09/18/2008 12:24 pm ET Updated May 25, 2011

Sex Ed Begins at Birth, Seriously

As a sex educator and mom, I am endlessly amazed by the irrational fears about teaching kids about sexuality. It's getting so insane, that in an underhanded campaign ad, John McCain has challenged Barack Obama for supporting age-appropriate sex education. Why are we so afraid of our kids learning about subjects that are normal and natural? Sexuality education isn't about encouraging students to have sex; sexuality education is about giving students the tools to feel good about themselves, their bodies, and eventually, the skills to evaluate many decisions about sex and relationships (friendships, too!). And this type of education begins the minute you bring a baby into your home. From the words you use to describe the parts hidden by their diapers to the types of toys you shower them with, everything counts. They are always learning; we are always teaching (even when we may think otherwise).

May I be so bold? Sex and sexuality are not dirty words. Sexuality is a part of our overall health. Sexuality is an essential part of our identities from birth on. All of us are sexual beings. The act of sex is a small part of the "sexuality" umbrella. Sexuality includes our sense of gender, gender roles, reproductive and genital anatomy, different types of families, roles we play in relationships and friendships, our sexual orientation, our physical and emotional development, and eventually, sex behaviors.

The recent McCain attack had to do with the kindergarten set, so let's look at it. Shouldn't five-year-olds know the correct names of their body parts? Shouldn't they know that stereotypical gender roles don't apply any more? Don't we want our daughters to know that they can become doctors and that our sons can become (and should become) emotionally involved and supportive men? Shouldn't our children know that families come in all different shapes and sizes but the one thing that all families have in common is love? Shouldn't our children know that their genitals are important and special places that only they (or a doctor during an exam) should touch? If you answer "yes," you are in support of early sexuality education.

And yes, I practice what I preach. My three-year-old son knows that females have vulvas and males have penises. He isn't afraid of language; he is empowered by it. He knows that when a woman is pregnant, a fetus grows in her uterus (not her stomach or belly). He knows that there is nothing wrong with liking The Little Mermaid or other Disney Princesses. He also knows that while he has a mom and dad, not all of his friends do. Some have two dads, two moms, one mom, a grandparent, and everything else. Perhaps most importantly, he knows that no question he has is off limits.
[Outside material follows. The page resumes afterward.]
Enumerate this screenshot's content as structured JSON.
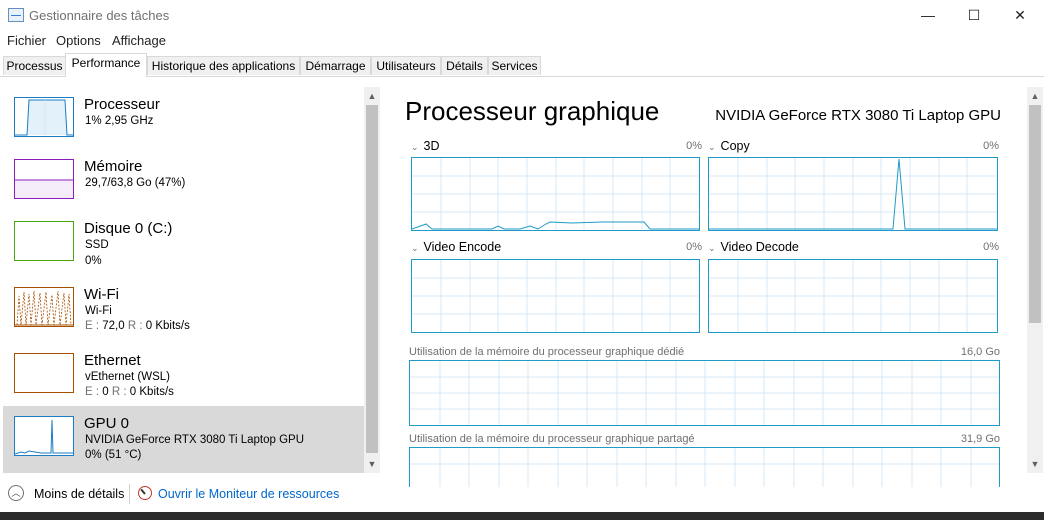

I recognize that while talking about sexuality is easy for me, it is a daunting task for others. Which is why I wrote a parenting book on the subject (Third Base Ain't What it Used to Be: What Your Kids are Learning About Sex Today -- and How to Teach Them to Become Sexually Healthy Adults) so that all families could step up to plate (pardon the pun) and create healthy environments to talk about sexuality (including the facts as well as personal family values) in light of our sexually charged and challenged world.

Let's not stick our heads in the sand. Let's not pretend that sexuality isn't an important part of who we are.

Let us collectively raise a generation of children who feel good in their own skin, who are tolerant and respectful of others, who make thoughtful and educated decisions, and who always know that their parents are available to answer any question they have without the fear of judgment.

At the end of the day, yes, I wholeheartedly support comprehensive sexuality education. For goodness sake, that's what I do for a living. But keep in mind that the purpose of school sex education is not to usurp parental responsibility. School-based sex education can only supplement what we are supposed to be doing at home each and every day. It's our job and it starts early.